• _Task statement_
Look through the entries for the string "solution", and copy each line that holds it.
--- Source material Enclosed Below ---
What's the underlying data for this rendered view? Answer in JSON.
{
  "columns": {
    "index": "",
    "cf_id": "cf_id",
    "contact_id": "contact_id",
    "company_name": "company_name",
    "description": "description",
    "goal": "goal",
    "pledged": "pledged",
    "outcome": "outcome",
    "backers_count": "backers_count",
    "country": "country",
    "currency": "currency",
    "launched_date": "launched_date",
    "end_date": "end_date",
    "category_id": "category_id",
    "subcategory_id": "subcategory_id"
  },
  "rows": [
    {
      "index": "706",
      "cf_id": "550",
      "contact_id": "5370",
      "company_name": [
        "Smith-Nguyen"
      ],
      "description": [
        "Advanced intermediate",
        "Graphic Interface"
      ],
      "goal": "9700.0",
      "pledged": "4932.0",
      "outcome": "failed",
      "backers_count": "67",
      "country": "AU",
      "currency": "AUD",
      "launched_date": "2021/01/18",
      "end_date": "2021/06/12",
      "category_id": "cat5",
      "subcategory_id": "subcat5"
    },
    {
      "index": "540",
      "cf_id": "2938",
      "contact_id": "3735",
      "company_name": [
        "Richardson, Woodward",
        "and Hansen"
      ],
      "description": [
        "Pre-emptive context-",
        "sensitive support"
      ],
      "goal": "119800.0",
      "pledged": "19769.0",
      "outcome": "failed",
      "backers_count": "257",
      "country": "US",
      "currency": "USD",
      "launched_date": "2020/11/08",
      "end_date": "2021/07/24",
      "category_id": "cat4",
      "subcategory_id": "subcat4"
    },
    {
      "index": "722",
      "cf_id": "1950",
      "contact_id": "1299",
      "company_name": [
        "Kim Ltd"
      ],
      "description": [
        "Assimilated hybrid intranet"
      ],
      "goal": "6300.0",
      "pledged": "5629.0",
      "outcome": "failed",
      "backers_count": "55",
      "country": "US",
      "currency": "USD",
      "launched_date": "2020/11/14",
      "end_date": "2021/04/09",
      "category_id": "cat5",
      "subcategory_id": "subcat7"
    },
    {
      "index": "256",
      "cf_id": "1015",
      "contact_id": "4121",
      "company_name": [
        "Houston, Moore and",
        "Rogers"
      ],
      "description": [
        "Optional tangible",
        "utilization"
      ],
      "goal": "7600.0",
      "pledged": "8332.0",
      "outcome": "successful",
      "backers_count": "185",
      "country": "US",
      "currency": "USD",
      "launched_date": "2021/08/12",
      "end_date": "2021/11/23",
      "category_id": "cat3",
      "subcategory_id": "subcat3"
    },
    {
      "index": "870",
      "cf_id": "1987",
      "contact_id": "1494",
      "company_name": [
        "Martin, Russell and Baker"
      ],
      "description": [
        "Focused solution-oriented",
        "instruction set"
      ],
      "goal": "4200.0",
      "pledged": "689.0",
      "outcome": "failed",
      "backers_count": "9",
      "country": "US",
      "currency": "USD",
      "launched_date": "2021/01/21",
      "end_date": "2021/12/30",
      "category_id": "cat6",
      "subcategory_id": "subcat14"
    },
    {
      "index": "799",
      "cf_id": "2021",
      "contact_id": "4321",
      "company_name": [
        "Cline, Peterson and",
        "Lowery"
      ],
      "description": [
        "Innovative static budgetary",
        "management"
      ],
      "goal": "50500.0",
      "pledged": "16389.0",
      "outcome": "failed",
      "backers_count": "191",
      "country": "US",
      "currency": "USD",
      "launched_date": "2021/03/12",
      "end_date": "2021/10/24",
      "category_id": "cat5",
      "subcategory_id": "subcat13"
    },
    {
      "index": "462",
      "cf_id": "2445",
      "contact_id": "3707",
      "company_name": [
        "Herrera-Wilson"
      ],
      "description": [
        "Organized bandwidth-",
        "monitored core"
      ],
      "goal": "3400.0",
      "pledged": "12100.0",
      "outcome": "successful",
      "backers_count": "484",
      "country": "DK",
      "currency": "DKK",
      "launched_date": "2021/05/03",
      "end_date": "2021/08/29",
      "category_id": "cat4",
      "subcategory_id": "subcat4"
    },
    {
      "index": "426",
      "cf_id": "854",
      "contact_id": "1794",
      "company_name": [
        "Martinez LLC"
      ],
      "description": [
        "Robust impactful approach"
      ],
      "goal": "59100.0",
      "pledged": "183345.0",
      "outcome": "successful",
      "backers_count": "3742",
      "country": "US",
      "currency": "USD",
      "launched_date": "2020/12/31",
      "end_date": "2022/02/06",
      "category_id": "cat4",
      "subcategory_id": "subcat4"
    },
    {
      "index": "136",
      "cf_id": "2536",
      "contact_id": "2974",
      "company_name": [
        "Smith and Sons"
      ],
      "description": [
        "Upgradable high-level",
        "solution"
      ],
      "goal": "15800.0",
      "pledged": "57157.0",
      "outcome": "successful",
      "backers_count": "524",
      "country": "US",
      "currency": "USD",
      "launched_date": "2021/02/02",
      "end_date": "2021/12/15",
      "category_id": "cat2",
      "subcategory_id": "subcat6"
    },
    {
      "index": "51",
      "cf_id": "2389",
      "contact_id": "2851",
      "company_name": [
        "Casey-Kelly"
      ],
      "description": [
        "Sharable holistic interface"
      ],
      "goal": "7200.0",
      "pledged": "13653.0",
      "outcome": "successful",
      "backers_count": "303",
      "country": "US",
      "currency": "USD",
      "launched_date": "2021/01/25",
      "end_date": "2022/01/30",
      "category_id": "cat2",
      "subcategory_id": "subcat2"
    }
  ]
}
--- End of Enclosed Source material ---
• _Task response_
        "Focused solution-oriented",
        "solution"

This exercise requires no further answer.